[Start of section]
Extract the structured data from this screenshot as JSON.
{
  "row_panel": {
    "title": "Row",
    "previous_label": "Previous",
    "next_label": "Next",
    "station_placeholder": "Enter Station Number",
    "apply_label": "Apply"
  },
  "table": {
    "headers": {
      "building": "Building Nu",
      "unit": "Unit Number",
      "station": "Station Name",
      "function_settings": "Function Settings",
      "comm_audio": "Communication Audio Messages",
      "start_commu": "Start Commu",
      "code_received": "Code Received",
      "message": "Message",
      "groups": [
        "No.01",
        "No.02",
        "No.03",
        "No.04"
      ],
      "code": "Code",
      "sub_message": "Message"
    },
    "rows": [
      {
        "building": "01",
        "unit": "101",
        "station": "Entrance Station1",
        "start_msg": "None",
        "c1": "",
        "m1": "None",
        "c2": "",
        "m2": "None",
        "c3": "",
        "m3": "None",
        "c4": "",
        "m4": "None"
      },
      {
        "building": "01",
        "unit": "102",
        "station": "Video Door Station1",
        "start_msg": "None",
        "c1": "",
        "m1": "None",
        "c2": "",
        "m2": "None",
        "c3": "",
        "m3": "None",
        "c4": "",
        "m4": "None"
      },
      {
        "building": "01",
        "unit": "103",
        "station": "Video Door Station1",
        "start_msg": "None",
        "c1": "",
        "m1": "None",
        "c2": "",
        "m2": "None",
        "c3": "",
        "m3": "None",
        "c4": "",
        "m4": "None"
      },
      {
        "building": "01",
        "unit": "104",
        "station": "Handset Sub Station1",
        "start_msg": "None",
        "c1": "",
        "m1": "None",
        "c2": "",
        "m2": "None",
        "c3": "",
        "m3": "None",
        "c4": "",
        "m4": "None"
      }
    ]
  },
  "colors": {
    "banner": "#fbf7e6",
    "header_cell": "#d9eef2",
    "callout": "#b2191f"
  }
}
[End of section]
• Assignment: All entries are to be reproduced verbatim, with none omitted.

• Task answer:
Extract the structured data from this screenshot as JSON.
{
  "row_panel": {
    "title": "Row",
    "previous_label": "Previous",
    "next_label": "Next",
    "station_placeholder": "Enter Station Number",
    "apply_label": "Apply"
  },
  "table": {
    "headers": {
      "building": "Building Nu",
      "unit": "Unit Number",
      "station": "Station Name",
      "function_settings": "Function Settings",
      "comm_audio": "Communication Audio Messages",
      "start_commu": "Start Commu",
      "code_received": "Code Received",
      "message": "Message",
      "groups": [
        "No.01",
        "No.02",
        "No.03",
        "No.04"
      ],
      "code": "Code",
      "sub_message": "Message"
    },
    "rows": [
      {
        "building": "01",
        "unit": "101",
        "station": "Entrance Station1",
        "start_msg": "None",
        "c1": "",
        "m1": "None",
        "c2": "",
        "m2": "None",
        "c3": "",
        "m3": "None",
        "c4": "",
        "m4": "None"
      },
      {
        "building": "01",
        "unit": "102",
        "station": "Video Door Station1",
        "start_msg": "None",
        "c1": "",
        "m1": "None",
        "c2": "",
        "m2": "None",
        "c3": "",
        "m3": "None",
        "c4": "",
        "m4": "None"
      },
      {
        "building": "01",
        "unit": "103",
        "station": "Video Door Station1",
        "start_msg": "None",
        "c1": "",
        "m1": "None",
        "c2": "",
        "m2": "None",
        "c3": "",
        "m3": "None",
        "c4": "",
        "m4": "None"
      },
      {
        "building": "01",
        "unit": "104",
        "station": "Handset Sub Station1",
        "start_msg": "None",
        "c1": "",
        "m1": "None",
        "c2": "",
        "m2": "None",
        "c3": "",
        "m3": "None",
        "c4": "",
        "m4": "None"
      }
    ]
  },
  "colors": {
    "banner": "#fbf7e6",
    "header_cell": "#d9eef2",
    "callout": "#b2191f"
  }
}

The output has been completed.